▸ EXERCISE AIM: Drop the pictures, then repeat every record exactly as it stands.
***
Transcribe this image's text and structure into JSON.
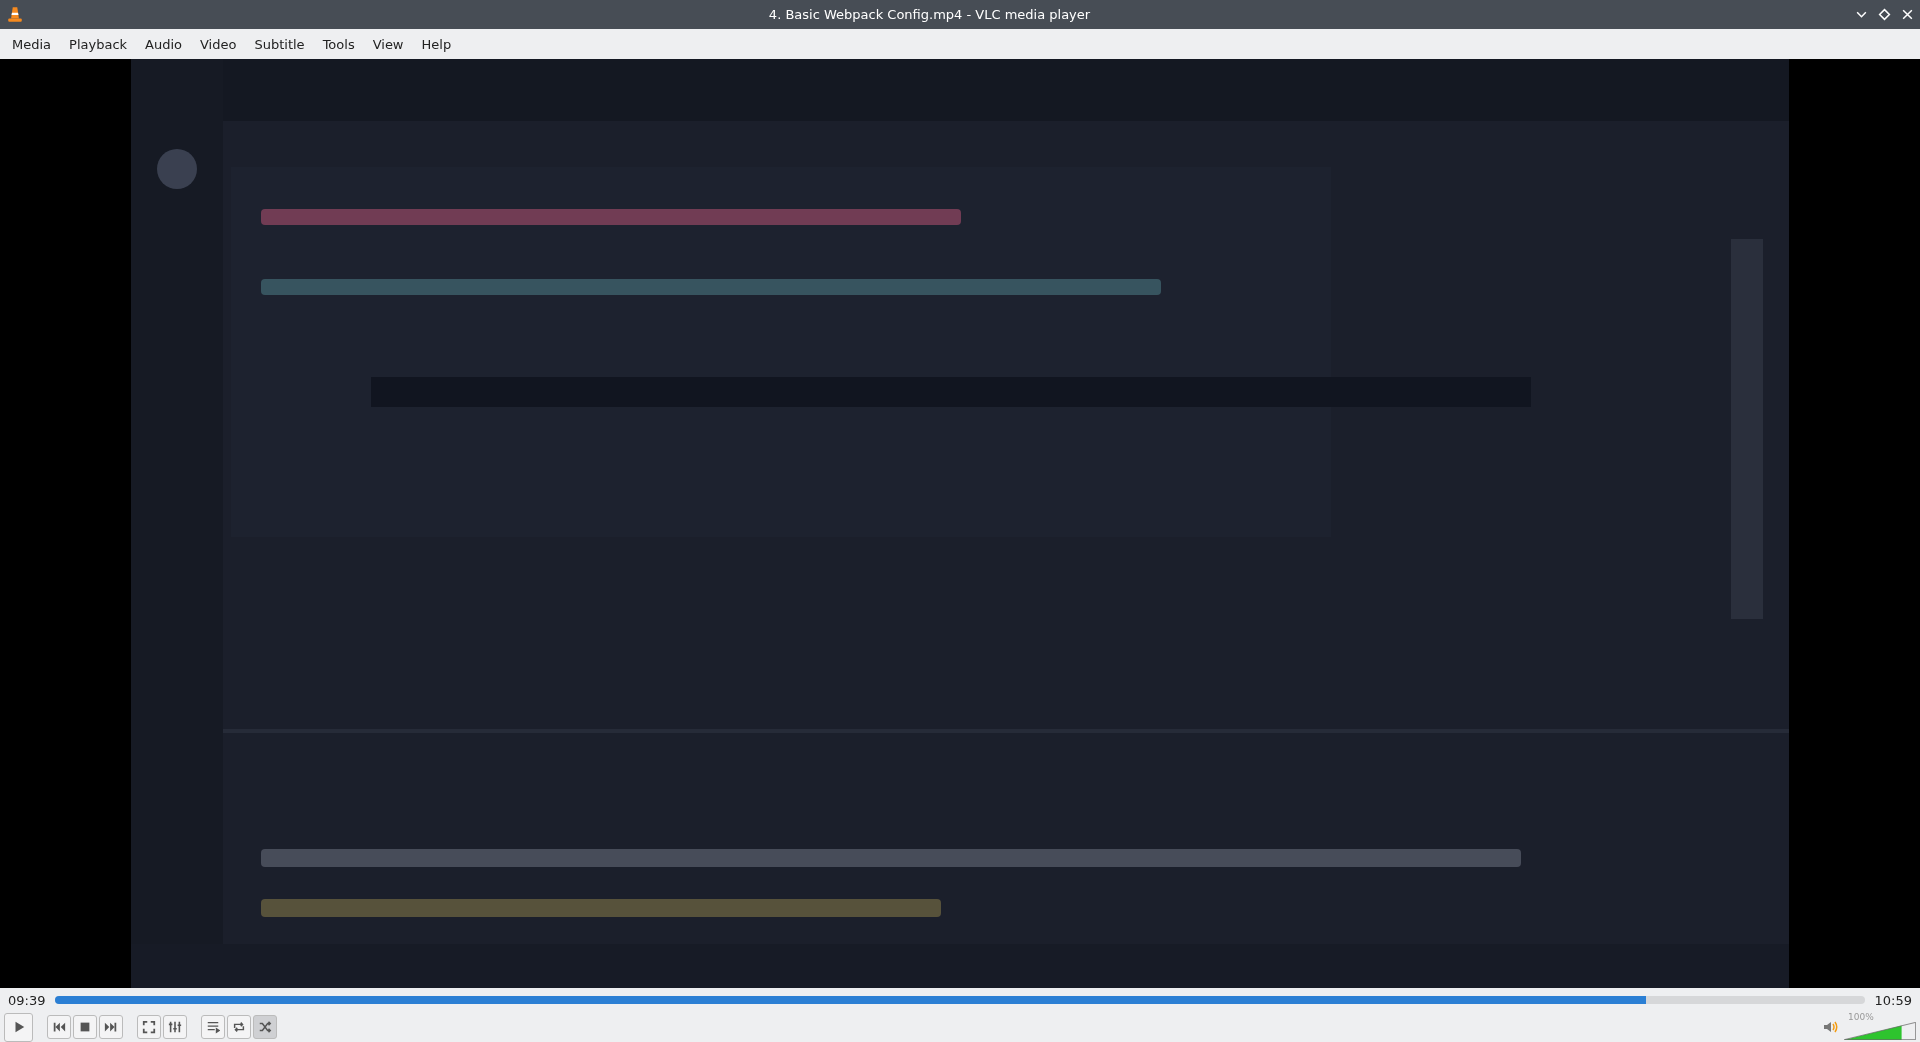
{
  "window": {
    "title": "4. Basic Webpack Config.mp4 - VLC media player"
  },
  "menu": [
    "Media",
    "Playback",
    "Audio",
    "Video",
    "Subtitle",
    "Tools",
    "View",
    "Help"
  ],
  "seek": {
    "elapsed": "09:39",
    "total": "10:59",
    "level": 0.879
  },
  "controls": [
    {
      "buttons": [
        {
          "kind": "play",
          "on": false
        }
      ]
    },
    {
      "buttons": [
        {
          "kind": "previous",
          "on": false
        },
        {
          "kind": "stop",
          "on": false
        },
        {
          "kind": "next",
          "on": false
        }
      ]
    },
    {
      "buttons": [
        {
          "kind": "fullscreen",
          "on": false
        },
        {
          "kind": "extended",
          "on": false
        }
      ]
    },
    {
      "buttons": [
        {
          "kind": "playlist",
          "on": false
        },
        {
          "kind": "loop",
          "on": false
        },
        {
          "kind": "shuffle",
          "on": true
        }
      ]
    }
  ],
  "volume": {
    "level": 0.8,
    "reading": "100%"
  }
}
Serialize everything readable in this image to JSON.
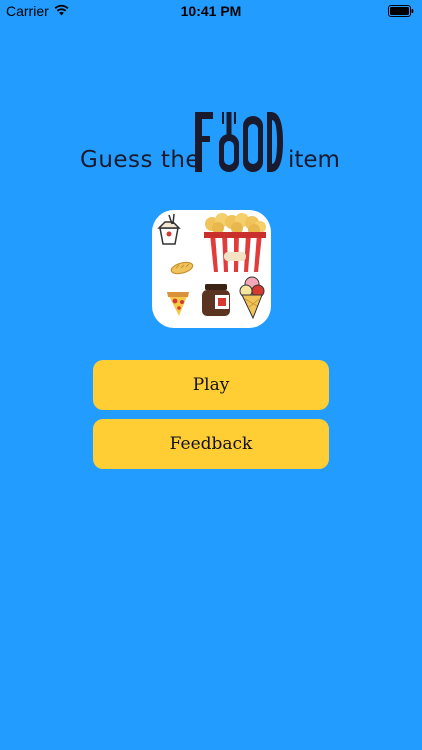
{
  "status_bar": {
    "carrier": "Carrier",
    "time": "10:41 PM",
    "wifi_icon": "wifi-icon",
    "battery_icon": "battery-icon"
  },
  "title": {
    "prefix": "Guess the",
    "highlight": "FOOD",
    "suffix": "item"
  },
  "app_icon": {
    "items": [
      "takeout-box-icon",
      "popcorn-bucket-icon",
      "bread-icon",
      "pizza-slice-icon",
      "jar-icon",
      "ice-cream-cone-icon"
    ]
  },
  "buttons": {
    "play": "Play",
    "feedback": "Feedback"
  },
  "colors": {
    "background": "#229cff",
    "button": "#fece34",
    "title_text": "#1a1a2e"
  }
}
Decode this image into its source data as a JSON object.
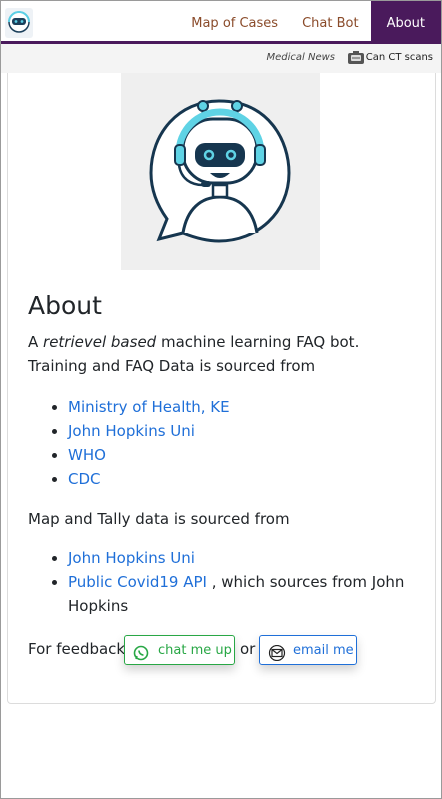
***
▸ SOLUTION TO THIS TASK:
Transcribe this image's text and structure into JSON.
{
  "window": {
    "title": "4. Basic Webpack Config.mp4 - VLC media player"
  },
  "menu": [
    "Media",
    "Playback",
    "Audio",
    "Video",
    "Subtitle",
    "Tools",
    "View",
    "Help"
  ],
  "seek": {
    "elapsed": "09:39",
    "total": "10:59",
    "level": 0.879
  },
  "controls": [
    {
      "buttons": [
        {
          "kind": "play",
          "on": false
        }
      ]
    },
    {
      "buttons": [
        {
          "kind": "previous",
          "on": false
        },
        {
          "kind": "stop",
          "on": false
        },
        {
          "kind": "next",
          "on": false
        }
      ]
    },
    {
      "buttons": [
        {
          "kind": "fullscreen",
          "on": false
        },
        {
          "kind": "extended",
          "on": false
        }
      ]
    },
    {
      "buttons": [
        {
          "kind": "playlist",
          "on": false
        },
        {
          "kind": "loop",
          "on": false
        },
        {
          "kind": "shuffle",
          "on": true
        }
      ]
    }
  ],
  "volume": {
    "level": 0.8,
    "reading": "100%"
  }
}
Serialize everything readable in this image to JSON.
{
  "status_bar": {
    "carrier": "Carrier",
    "time": "10:41 PM",
    "wifi_icon": "wifi-icon",
    "battery_icon": "battery-icon"
  },
  "title": {
    "prefix": "Guess the",
    "highlight": "FOOD",
    "suffix": "item"
  },
  "app_icon": {
    "items": [
      "takeout-box-icon",
      "popcorn-bucket-icon",
      "bread-icon",
      "pizza-slice-icon",
      "jar-icon",
      "ice-cream-cone-icon"
    ]
  },
  "buttons": {
    "play": "Play",
    "feedback": "Feedback"
  },
  "colors": {
    "background": "#229cff",
    "button": "#fece34",
    "title_text": "#1a1a2e"
  }
}
Decode this image into its source data as a JSON object.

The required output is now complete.